“We all love her. Having her on the team just makes us shine a little bit more,” said John Kahyaoglu, 29, a self-described jack of all trades who is working as the manager on this day. “We’ve got a celebrity in town. It’s a big thing for us, it really is.

“Trust me when I say this: If you walk into the bar on game day, and at least one of the TVs doesn’t have the UConn game on, you’re going to hear about it.”

Some come to J.R.B.’s to slide into a booth and order a couple of chicken parm grinders. Others come to bend an elbow at the bar and root for the Huskies like the team can hear them in Storrs.

For Monica Coddington, who grew up in Ansonia and serves customers at the restaurant and the bar, having Lawlor on the team makes her cheer a little louder. But maybe not as loud as some of the fans on the stools.

“They’re always a great team, but when it hits home, it’s even nicer,” said Coddington, 40, the resident artist here with her UConn posters and drawings on the chalkboard at the bar.

“For her to reach for the stars from a little town like Ansonia — and make it — it’s just great. It’s great for her and it’s great for us. We’re all so proud of her.”

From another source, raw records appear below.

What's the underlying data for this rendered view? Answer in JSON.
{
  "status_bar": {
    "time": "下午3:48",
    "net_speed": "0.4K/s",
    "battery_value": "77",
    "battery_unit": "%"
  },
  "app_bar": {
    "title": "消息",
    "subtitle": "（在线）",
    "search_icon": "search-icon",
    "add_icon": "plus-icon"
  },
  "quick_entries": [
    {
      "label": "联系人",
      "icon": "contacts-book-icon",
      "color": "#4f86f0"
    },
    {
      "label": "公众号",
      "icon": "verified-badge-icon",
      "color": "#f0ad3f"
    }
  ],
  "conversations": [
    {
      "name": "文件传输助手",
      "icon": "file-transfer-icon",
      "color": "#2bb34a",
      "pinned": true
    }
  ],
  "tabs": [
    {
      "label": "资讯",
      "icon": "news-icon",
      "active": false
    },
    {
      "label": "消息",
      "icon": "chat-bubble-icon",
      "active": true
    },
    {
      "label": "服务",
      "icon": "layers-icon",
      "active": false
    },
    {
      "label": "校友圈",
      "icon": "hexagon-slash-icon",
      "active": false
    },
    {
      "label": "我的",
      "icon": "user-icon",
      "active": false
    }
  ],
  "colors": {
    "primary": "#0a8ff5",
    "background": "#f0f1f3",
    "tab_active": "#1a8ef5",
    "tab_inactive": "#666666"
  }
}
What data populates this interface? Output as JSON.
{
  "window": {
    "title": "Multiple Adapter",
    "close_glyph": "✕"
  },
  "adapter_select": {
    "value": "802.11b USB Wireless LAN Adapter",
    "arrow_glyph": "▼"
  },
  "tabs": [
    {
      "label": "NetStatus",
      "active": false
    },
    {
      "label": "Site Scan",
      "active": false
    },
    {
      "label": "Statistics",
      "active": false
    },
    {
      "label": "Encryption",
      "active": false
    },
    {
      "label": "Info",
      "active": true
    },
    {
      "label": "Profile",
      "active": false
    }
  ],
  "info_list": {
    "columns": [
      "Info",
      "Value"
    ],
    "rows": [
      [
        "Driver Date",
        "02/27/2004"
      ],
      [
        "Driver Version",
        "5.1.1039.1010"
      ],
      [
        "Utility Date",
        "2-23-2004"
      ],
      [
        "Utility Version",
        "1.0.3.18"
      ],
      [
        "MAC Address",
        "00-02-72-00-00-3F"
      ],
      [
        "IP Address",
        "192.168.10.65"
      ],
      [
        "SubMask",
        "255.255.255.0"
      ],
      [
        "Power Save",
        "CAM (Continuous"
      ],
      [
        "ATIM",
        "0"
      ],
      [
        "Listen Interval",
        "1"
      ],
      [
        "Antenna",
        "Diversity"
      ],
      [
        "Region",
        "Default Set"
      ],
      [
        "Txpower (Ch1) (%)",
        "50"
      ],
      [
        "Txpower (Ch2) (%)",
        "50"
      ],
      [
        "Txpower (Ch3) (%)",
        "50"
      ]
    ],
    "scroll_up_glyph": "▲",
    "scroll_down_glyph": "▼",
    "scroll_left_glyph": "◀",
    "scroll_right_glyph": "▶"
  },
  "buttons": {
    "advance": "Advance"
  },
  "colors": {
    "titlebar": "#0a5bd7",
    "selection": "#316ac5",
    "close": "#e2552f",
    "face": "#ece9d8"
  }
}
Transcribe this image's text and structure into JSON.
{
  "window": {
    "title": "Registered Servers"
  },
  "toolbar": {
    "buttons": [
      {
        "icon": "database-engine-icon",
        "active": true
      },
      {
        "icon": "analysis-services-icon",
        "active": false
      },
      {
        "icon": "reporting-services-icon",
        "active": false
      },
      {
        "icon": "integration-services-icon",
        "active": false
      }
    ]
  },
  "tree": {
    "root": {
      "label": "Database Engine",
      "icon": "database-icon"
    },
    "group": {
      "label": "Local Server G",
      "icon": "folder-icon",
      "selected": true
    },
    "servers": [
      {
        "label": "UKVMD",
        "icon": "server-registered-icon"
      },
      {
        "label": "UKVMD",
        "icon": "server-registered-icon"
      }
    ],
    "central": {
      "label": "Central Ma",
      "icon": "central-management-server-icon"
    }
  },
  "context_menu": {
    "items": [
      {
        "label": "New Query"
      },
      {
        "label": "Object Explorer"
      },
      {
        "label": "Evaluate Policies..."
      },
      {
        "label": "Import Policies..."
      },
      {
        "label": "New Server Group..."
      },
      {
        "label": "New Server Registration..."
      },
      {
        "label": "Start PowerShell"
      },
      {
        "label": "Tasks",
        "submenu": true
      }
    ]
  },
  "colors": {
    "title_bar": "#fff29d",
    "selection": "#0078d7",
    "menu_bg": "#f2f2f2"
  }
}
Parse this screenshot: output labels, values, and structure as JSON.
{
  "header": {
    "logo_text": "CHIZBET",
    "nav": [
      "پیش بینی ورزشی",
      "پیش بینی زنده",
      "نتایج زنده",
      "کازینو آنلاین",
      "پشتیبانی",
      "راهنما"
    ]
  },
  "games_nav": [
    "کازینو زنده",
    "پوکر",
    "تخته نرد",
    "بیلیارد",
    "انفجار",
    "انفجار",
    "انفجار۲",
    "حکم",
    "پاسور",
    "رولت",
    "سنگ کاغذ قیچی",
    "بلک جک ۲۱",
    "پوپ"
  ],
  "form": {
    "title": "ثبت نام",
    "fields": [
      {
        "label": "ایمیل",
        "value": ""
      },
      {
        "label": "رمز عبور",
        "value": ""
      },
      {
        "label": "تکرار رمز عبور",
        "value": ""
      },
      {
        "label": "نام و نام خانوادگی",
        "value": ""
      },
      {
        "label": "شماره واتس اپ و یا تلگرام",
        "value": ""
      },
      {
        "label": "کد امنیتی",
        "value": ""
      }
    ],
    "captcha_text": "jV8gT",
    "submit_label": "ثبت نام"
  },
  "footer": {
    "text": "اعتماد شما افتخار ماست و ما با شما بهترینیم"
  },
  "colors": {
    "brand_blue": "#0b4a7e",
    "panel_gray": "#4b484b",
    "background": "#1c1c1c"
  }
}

Maybe Jack Ahearn never got to play those drums in kindergarten. But he’s got plenty of company now.; @briankoonz